For a cute cottage that’s walking distance to the city centre and many attractions, check out Hargreaves Cottage. Fully renovated, the two-bedroom cottage features off-street parking, an enclosed yard, and allows up to two pets. Previous guests have highly rated the property.
Another pet-friendly option close to the city is Benstay. This modern two-bedroom unit has a lock-up garage and secure backyard, with the owners priding themselves on the property’s cleanliness and affordability. It’s close to Lake Weerona and the Bendigo Creek Trail.
Alternatively, there are multiple caravan parks situated around Bendigo. We stayed on the western side of Bendigo at the Avondel Caravan Park, a small and peaceful caravan park. Pets are permitted on sites, plus in selected pet-friendly cabins by arrangement.

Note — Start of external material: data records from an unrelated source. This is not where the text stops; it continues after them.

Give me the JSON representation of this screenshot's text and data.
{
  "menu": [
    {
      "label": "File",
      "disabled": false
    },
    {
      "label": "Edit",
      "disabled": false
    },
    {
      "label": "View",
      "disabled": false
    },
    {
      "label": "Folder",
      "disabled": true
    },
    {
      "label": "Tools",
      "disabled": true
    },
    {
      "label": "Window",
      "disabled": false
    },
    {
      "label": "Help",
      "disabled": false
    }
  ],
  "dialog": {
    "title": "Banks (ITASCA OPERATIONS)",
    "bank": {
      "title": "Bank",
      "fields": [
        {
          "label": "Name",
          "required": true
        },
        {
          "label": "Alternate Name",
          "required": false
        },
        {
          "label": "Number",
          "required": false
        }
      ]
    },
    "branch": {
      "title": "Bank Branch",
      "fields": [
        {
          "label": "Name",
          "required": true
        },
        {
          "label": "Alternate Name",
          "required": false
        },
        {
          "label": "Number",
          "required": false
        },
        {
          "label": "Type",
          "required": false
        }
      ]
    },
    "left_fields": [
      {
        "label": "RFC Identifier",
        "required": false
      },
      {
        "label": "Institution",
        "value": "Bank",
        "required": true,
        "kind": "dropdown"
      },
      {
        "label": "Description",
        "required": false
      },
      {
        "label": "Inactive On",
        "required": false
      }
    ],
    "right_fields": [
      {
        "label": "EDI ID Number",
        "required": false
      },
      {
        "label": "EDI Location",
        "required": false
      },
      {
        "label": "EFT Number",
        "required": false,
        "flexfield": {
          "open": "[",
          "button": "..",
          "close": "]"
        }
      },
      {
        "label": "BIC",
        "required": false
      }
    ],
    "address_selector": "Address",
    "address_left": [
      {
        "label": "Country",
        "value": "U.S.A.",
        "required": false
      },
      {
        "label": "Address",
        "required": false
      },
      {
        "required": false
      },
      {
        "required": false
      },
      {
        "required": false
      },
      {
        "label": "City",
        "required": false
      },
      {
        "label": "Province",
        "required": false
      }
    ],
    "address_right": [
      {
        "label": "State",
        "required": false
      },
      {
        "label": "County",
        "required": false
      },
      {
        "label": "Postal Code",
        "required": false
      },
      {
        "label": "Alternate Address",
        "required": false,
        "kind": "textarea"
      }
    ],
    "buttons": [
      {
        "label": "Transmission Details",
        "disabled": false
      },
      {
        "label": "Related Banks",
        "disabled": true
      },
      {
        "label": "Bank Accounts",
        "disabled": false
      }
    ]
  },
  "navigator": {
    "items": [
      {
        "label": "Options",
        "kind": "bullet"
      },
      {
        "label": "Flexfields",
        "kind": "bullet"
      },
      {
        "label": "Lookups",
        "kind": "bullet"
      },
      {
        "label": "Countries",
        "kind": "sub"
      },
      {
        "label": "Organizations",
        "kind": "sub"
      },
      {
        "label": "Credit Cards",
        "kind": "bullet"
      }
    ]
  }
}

2 thoughts on “Dog-Friendly Bendigo: Visiting Bendigo with a Dog”
Love your website! I’ve now got 2 dogs and a van and your research has made my trip planning a pleasure. Thank you so much.
Also just wondering how you manage quarantine regulations when you travel overseas?
There’s only a fairly short list of countries that require quarantine for pets, including Australia, of course. We travelled with our dog around Europe and to the USA without any quarantine, until we returned back home. We minimised the impact of quarantine (and the long flights in the hold to and from Australia) by staying overseas for an extended period (nearly 2 years). Due to the difficulties travelling to and from Australia, I recommend only flying pets overseas if you’ll be gone for an extended period.